What the exercise asks
Copy all lines below exactly as written. Leave pictures out.

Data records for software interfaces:
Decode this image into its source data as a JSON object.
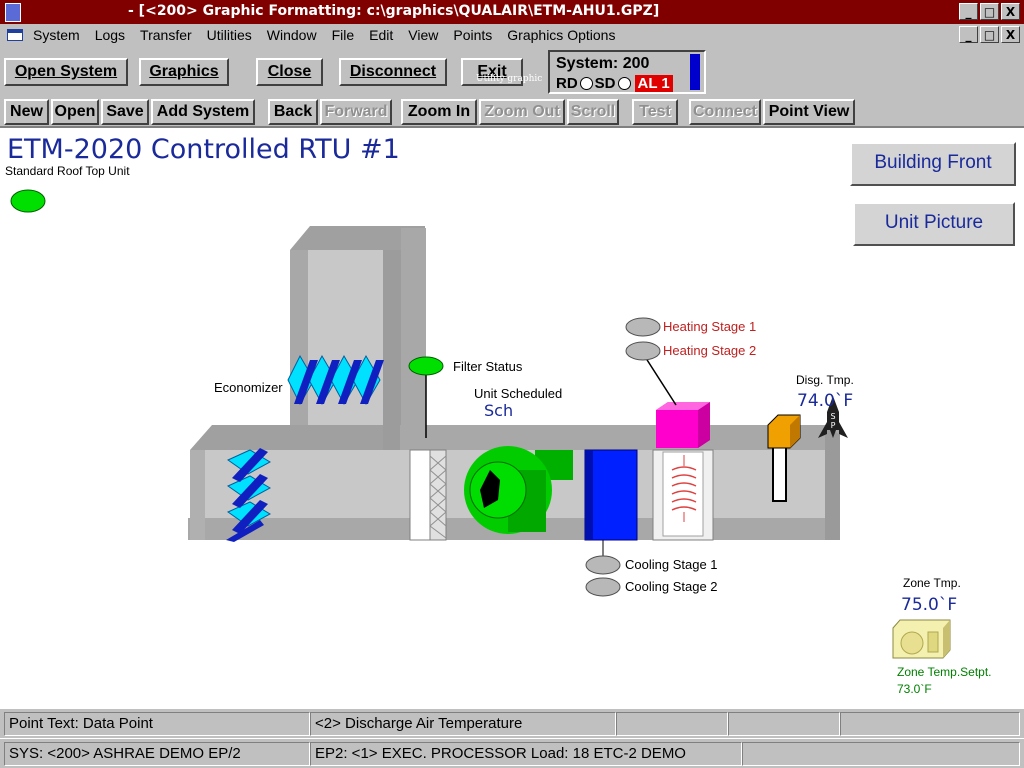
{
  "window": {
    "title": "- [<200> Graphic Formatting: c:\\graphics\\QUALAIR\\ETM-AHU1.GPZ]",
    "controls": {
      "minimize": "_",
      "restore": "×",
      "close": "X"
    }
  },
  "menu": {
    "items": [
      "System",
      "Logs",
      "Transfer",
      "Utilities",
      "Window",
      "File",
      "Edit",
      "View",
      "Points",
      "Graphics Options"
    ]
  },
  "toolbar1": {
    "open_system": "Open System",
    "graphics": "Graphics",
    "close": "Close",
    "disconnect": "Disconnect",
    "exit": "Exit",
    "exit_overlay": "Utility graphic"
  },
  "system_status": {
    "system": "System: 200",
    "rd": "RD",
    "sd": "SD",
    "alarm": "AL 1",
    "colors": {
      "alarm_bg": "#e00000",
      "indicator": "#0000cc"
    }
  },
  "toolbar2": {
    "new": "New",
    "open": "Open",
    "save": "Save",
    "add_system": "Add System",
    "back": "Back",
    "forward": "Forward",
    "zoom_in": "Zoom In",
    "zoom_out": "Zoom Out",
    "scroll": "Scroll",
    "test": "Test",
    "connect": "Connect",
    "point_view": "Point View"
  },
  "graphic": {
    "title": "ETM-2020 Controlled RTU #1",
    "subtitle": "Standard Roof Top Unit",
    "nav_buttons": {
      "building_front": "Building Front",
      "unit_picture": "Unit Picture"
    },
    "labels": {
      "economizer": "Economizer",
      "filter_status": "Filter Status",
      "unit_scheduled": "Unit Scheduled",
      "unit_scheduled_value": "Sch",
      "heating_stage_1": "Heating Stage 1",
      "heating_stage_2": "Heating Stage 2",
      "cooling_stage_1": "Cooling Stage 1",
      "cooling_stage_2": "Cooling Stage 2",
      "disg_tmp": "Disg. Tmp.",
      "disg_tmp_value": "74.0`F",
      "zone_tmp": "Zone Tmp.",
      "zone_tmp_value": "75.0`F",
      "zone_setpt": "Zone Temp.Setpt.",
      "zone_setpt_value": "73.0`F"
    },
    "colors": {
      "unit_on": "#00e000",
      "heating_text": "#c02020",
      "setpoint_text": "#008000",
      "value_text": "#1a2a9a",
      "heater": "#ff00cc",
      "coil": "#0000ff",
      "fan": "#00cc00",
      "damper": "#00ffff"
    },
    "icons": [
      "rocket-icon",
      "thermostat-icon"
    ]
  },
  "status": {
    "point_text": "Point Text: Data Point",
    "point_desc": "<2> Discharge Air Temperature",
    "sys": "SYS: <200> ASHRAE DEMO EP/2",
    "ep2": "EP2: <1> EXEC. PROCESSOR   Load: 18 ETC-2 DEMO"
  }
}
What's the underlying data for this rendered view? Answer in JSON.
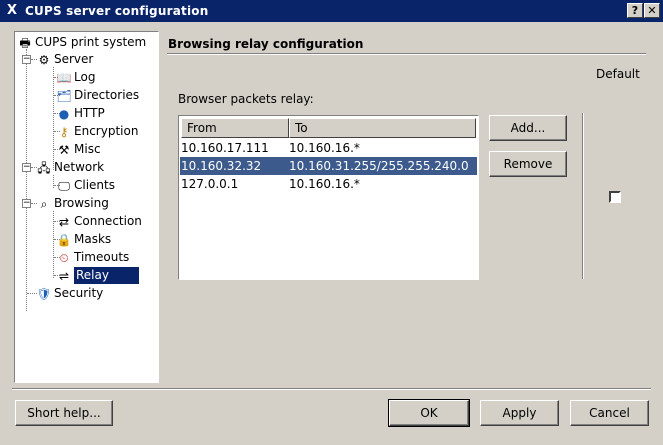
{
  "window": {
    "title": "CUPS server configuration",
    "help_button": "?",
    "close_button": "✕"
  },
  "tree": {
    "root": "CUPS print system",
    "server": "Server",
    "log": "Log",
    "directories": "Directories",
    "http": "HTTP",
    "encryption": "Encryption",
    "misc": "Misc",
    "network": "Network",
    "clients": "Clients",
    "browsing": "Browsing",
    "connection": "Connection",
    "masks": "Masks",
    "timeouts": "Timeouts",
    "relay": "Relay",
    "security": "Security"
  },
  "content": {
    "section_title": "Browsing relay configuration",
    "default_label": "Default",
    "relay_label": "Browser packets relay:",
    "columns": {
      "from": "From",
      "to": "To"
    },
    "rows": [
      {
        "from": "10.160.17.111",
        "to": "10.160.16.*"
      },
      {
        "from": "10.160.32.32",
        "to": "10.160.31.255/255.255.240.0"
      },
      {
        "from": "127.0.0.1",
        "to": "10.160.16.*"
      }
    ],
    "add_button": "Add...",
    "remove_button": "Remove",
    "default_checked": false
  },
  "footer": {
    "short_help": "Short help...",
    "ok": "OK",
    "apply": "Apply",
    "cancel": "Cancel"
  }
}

Answer to this task
Decode this image into its source data as a JSON object.
{
  "window": {
    "title": "- [<200> Graphic Formatting: c:\\graphics\\QUALAIR\\ETM-AHU1.GPZ]",
    "controls": {
      "minimize": "_",
      "restore": "×",
      "close": "X"
    }
  },
  "menu": {
    "items": [
      "System",
      "Logs",
      "Transfer",
      "Utilities",
      "Window",
      "File",
      "Edit",
      "View",
      "Points",
      "Graphics Options"
    ]
  },
  "toolbar1": {
    "open_system": "Open System",
    "graphics": "Graphics",
    "close": "Close",
    "disconnect": "Disconnect",
    "exit": "Exit",
    "exit_overlay": "Utility graphic"
  },
  "system_status": {
    "system": "System: 200",
    "rd": "RD",
    "sd": "SD",
    "alarm": "AL 1",
    "colors": {
      "alarm_bg": "#e00000",
      "indicator": "#0000cc"
    }
  },
  "toolbar2": {
    "new": "New",
    "open": "Open",
    "save": "Save",
    "add_system": "Add System",
    "back": "Back",
    "forward": "Forward",
    "zoom_in": "Zoom In",
    "zoom_out": "Zoom Out",
    "scroll": "Scroll",
    "test": "Test",
    "connect": "Connect",
    "point_view": "Point View"
  },
  "graphic": {
    "title": "ETM-2020 Controlled RTU #1",
    "subtitle": "Standard Roof Top Unit",
    "nav_buttons": {
      "building_front": "Building Front",
      "unit_picture": "Unit Picture"
    },
    "labels": {
      "economizer": "Economizer",
      "filter_status": "Filter Status",
      "unit_scheduled": "Unit Scheduled",
      "unit_scheduled_value": "Sch",
      "heating_stage_1": "Heating Stage 1",
      "heating_stage_2": "Heating Stage 2",
      "cooling_stage_1": "Cooling Stage 1",
      "cooling_stage_2": "Cooling Stage 2",
      "disg_tmp": "Disg. Tmp.",
      "disg_tmp_value": "74.0`F",
      "zone_tmp": "Zone Tmp.",
      "zone_tmp_value": "75.0`F",
      "zone_setpt": "Zone Temp.Setpt.",
      "zone_setpt_value": "73.0`F"
    },
    "colors": {
      "unit_on": "#00e000",
      "heating_text": "#c02020",
      "setpoint_text": "#008000",
      "value_text": "#1a2a9a",
      "heater": "#ff00cc",
      "coil": "#0000ff",
      "fan": "#00cc00",
      "damper": "#00ffff"
    },
    "icons": [
      "rocket-icon",
      "thermostat-icon"
    ]
  },
  "status": {
    "point_text": "Point Text: Data Point",
    "point_desc": "<2> Discharge Air Temperature",
    "sys": "SYS: <200> ASHRAE DEMO EP/2",
    "ep2": "EP2: <1> EXEC. PROCESSOR   Load: 18 ETC-2 DEMO"
  }
}
What's the underlying data for this rendered view? Answer in JSON.
{
  "window": {
    "title": "CUPS server configuration",
    "help_button": "?",
    "close_button": "✕"
  },
  "tree": {
    "root": "CUPS print system",
    "server": "Server",
    "log": "Log",
    "directories": "Directories",
    "http": "HTTP",
    "encryption": "Encryption",
    "misc": "Misc",
    "network": "Network",
    "clients": "Clients",
    "browsing": "Browsing",
    "connection": "Connection",
    "masks": "Masks",
    "timeouts": "Timeouts",
    "relay": "Relay",
    "security": "Security"
  },
  "content": {
    "section_title": "Browsing relay configuration",
    "default_label": "Default",
    "relay_label": "Browser packets relay:",
    "columns": {
      "from": "From",
      "to": "To"
    },
    "rows": [
      {
        "from": "10.160.17.111",
        "to": "10.160.16.*"
      },
      {
        "from": "10.160.32.32",
        "to": "10.160.31.255/255.255.240.0"
      },
      {
        "from": "127.0.0.1",
        "to": "10.160.16.*"
      }
    ],
    "add_button": "Add...",
    "remove_button": "Remove",
    "default_checked": false
  },
  "footer": {
    "short_help": "Short help...",
    "ok": "OK",
    "apply": "Apply",
    "cancel": "Cancel"
  }
}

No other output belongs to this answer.